[Recorded data]
• • • •

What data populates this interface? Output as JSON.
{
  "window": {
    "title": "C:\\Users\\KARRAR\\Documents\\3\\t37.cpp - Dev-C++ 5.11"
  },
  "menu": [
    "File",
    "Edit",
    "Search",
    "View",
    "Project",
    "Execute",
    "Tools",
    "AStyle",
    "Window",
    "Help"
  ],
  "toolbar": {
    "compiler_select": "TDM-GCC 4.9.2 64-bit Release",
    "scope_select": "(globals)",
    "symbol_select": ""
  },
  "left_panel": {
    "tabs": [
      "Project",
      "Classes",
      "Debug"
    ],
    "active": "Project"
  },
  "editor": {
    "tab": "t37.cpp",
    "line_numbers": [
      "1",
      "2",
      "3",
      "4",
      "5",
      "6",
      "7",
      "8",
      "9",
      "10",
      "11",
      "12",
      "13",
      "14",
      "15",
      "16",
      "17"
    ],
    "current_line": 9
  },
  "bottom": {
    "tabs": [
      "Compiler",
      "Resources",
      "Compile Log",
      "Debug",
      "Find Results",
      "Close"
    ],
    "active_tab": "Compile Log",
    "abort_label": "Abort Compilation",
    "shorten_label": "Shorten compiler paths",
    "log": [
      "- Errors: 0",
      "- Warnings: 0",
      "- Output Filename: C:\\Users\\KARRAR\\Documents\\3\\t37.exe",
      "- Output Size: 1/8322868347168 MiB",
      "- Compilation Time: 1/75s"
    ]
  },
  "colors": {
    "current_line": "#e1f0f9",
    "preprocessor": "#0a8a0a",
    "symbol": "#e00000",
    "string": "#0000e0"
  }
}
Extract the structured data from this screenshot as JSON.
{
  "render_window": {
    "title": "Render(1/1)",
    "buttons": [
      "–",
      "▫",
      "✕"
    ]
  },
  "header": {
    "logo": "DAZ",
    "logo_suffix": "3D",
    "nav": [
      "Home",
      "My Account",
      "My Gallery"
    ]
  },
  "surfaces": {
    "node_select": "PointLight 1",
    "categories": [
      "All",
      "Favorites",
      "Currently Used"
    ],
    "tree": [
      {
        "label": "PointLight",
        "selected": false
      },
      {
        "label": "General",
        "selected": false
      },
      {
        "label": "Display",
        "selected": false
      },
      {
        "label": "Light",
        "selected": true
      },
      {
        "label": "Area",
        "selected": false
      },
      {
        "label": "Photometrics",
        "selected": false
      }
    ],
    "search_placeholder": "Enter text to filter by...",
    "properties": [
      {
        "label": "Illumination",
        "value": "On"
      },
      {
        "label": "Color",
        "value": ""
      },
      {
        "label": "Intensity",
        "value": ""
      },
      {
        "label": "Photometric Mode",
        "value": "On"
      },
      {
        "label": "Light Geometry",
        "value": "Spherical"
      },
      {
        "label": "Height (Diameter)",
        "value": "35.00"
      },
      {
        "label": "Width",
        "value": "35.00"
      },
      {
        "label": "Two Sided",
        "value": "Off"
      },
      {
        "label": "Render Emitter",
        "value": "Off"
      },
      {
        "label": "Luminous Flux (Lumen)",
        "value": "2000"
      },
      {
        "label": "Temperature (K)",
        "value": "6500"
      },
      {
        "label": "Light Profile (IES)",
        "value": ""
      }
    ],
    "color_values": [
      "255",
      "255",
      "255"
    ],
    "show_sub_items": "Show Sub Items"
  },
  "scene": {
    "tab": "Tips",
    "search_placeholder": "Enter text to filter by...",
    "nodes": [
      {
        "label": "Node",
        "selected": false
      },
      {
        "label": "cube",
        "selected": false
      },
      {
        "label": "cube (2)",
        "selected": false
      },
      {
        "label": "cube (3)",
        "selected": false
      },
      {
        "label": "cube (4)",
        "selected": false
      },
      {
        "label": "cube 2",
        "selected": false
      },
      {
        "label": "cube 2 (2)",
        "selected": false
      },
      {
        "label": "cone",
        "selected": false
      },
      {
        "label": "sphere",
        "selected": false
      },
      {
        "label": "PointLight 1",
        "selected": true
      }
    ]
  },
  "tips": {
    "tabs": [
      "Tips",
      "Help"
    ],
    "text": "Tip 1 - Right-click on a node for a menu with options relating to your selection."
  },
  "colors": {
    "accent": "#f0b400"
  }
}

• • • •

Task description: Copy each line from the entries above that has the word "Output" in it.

Response below:
What data populates this interface? Output as JSON.
      "- Output Filename: C:\\Users\\KARRAR\\Documents\\3\\t37.exe",
      "- Output Size: 1/8322868347168 MiB",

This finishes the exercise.